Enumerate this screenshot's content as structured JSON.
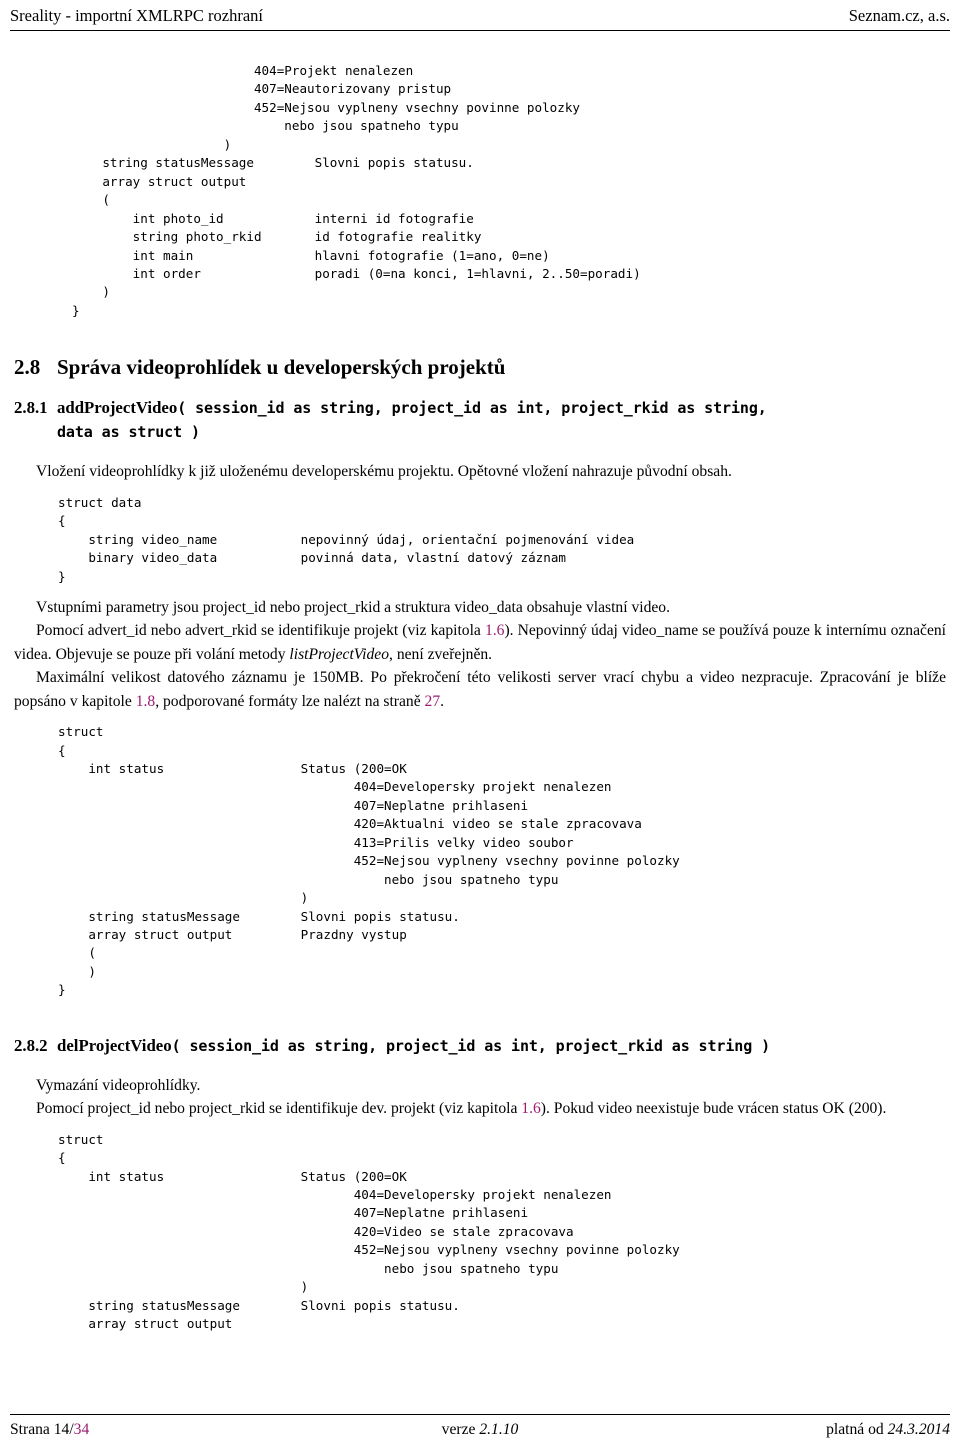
{
  "header": {
    "left": "Sreality - importní XMLRPC rozhraní",
    "right": "Seznam.cz, a.s."
  },
  "code_block_top": "                        404=Projekt nenalezen\n                        407=Neautorizovany pristup\n                        452=Nejsou vyplneny vsechny povinne polozky\n                            nebo jsou spatneho typu\n                    )\n    string statusMessage        Slovni popis statusu.\n    array struct output\n    (\n        int photo_id            interni id fotografie\n        string photo_rkid       id fotografie realitky\n        int main                hlavni fotografie (1=ano, 0=ne)\n        int order               poradi (0=na konci, 1=hlavni, 2..50=poradi)\n    )\n}",
  "section": {
    "number": "2.8",
    "title": "Správa videoprohlídek u developerských projektů"
  },
  "subsection_1": {
    "number": "2.8.1",
    "name": "addProjectVideo",
    "signature_line1": "( session_id as string, project_id as int, project_rkid as string,",
    "signature_line2": "data as struct )",
    "intro": "Vložení videoprohlídky k již uloženému developerskému projektu. Opětovné vložení nahrazuje původní obsah.",
    "code_data": "struct data\n{\n    string video_name           nepovinný údaj, orientační pojmenování videa\n    binary video_data           povinná data, vlastní datový záznam\n}",
    "para_1": "Vstupními parametry jsou project_id nebo project_rkid a struktura video_data obsahuje vlastní video.",
    "para_2_a": "Pomocí advert_id nebo advert_rkid se identifikuje projekt (viz kapitola ",
    "para_2_link": "1.6",
    "para_2_b": "). Nepovinný údaj video_name se používá pouze k internímu označení videa. Objevuje se pouze při volání metody ",
    "para_2_italic": "listProjectVideo",
    "para_2_c": ", není zveřejněn.",
    "para_3_a": "Maximální velikost datového záznamu je 150MB. Po překročení této velikosti server vrací chybu a video nezpracuje. Zpracování je blíže popsáno v kapitole ",
    "para_3_link": "1.8",
    "para_3_b": ", podporované formáty lze nalézt na straně ",
    "para_3_link2": "27",
    "para_3_c": ".",
    "code_result": "struct\n{\n    int status                  Status (200=OK\n                                       404=Developersky projekt nenalezen\n                                       407=Neplatne prihlaseni\n                                       420=Aktualni video se stale zpracovava\n                                       413=Prilis velky video soubor\n                                       452=Nejsou vyplneny vsechny povinne polozky\n                                           nebo jsou spatneho typu\n                                )\n    string statusMessage        Slovni popis statusu.\n    array struct output         Prazdny vystup\n    (\n    )\n}"
  },
  "subsection_2": {
    "number": "2.8.2",
    "name": "delProjectVideo",
    "signature_line1": "( session_id as string, project_id as int, project_rkid as string )",
    "intro": "Vymazání videoprohlídky.",
    "para_1_a": "Pomocí project_id nebo project_rkid se identifikuje dev. projekt (viz kapitola ",
    "para_1_link": "1.6",
    "para_1_b": "). Pokud video neexistuje bude vrácen status OK (200).",
    "code_result": "struct\n{\n    int status                  Status (200=OK\n                                       404=Developersky projekt nenalezen\n                                       407=Neplatne prihlaseni\n                                       420=Video se stale zpracovava\n                                       452=Nejsou vyplneny vsechny povinne polozky\n                                           nebo jsou spatneho typu\n                                )\n    string statusMessage        Slovni popis statusu.\n    array struct output"
  },
  "footer": {
    "page_label": "Strana 14/",
    "page_total": "34",
    "version_label": "verze ",
    "version_value": "2.1.10",
    "valid_label": "platná od ",
    "valid_value": "24.3.2014"
  },
  "colors": {
    "link": "#9c1b6e",
    "text": "#000000",
    "background": "#ffffff"
  }
}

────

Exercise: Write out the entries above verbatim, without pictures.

Written answer:
Enumerate this screenshot's content as structured JSON.
{
  "header": {
    "left": "Sreality - importní XMLRPC rozhraní",
    "right": "Seznam.cz, a.s."
  },
  "code_block_top": "                        404=Projekt nenalezen\n                        407=Neautorizovany pristup\n                        452=Nejsou vyplneny vsechny povinne polozky\n                            nebo jsou spatneho typu\n                    )\n    string statusMessage        Slovni popis statusu.\n    array struct output\n    (\n        int photo_id            interni id fotografie\n        string photo_rkid       id fotografie realitky\n        int main                hlavni fotografie (1=ano, 0=ne)\n        int order               poradi (0=na konci, 1=hlavni, 2..50=poradi)\n    )\n}",
  "section": {
    "number": "2.8",
    "title": "Správa videoprohlídek u developerských projektů"
  },
  "subsection_1": {
    "number": "2.8.1",
    "name": "addProjectVideo",
    "signature_line1": "( session_id as string, project_id as int, project_rkid as string,",
    "signature_line2": "data as struct )",
    "intro": "Vložení videoprohlídky k již uloženému developerskému projektu. Opětovné vložení nahrazuje původní obsah.",
    "code_data": "struct data\n{\n    string video_name           nepovinný údaj, orientační pojmenování videa\n    binary video_data           povinná data, vlastní datový záznam\n}",
    "para_1": "Vstupními parametry jsou project_id nebo project_rkid a struktura video_data obsahuje vlastní video.",
    "para_2_a": "Pomocí advert_id nebo advert_rkid se identifikuje projekt (viz kapitola ",
    "para_2_link": "1.6",
    "para_2_b": "). Nepovinný údaj video_name se používá pouze k internímu označení videa. Objevuje se pouze při volání metody ",
    "para_2_italic": "listProjectVideo",
    "para_2_c": ", není zveřejněn.",
    "para_3_a": "Maximální velikost datového záznamu je 150MB. Po překročení této velikosti server vrací chybu a video nezpracuje. Zpracování je blíže popsáno v kapitole ",
    "para_3_link": "1.8",
    "para_3_b": ", podporované formáty lze nalézt na straně ",
    "para_3_link2": "27",
    "para_3_c": ".",
    "code_result": "struct\n{\n    int status                  Status (200=OK\n                                       404=Developersky projekt nenalezen\n                                       407=Neplatne prihlaseni\n                                       420=Aktualni video se stale zpracovava\n                                       413=Prilis velky video soubor\n                                       452=Nejsou vyplneny vsechny povinne polozky\n                                           nebo jsou spatneho typu\n                                )\n    string statusMessage        Slovni popis statusu.\n    array struct output         Prazdny vystup\n    (\n    )\n}"
  },
  "subsection_2": {
    "number": "2.8.2",
    "name": "delProjectVideo",
    "signature_line1": "( session_id as string, project_id as int, project_rkid as string )",
    "intro": "Vymazání videoprohlídky.",
    "para_1_a": "Pomocí project_id nebo project_rkid se identifikuje dev. projekt (viz kapitola ",
    "para_1_link": "1.6",
    "para_1_b": "). Pokud video neexistuje bude vrácen status OK (200).",
    "code_result": "struct\n{\n    int status                  Status (200=OK\n                                       404=Developersky projekt nenalezen\n                                       407=Neplatne prihlaseni\n                                       420=Video se stale zpracovava\n                                       452=Nejsou vyplneny vsechny povinne polozky\n                                           nebo jsou spatneho typu\n                                )\n    string statusMessage        Slovni popis statusu.\n    array struct output"
  },
  "footer": {
    "page_label": "Strana 14/",
    "page_total": "34",
    "version_label": "verze ",
    "version_value": "2.1.10",
    "valid_label": "platná od ",
    "valid_value": "24.3.2014"
  },
  "colors": {
    "link": "#9c1b6e",
    "text": "#000000",
    "background": "#ffffff"
  }
}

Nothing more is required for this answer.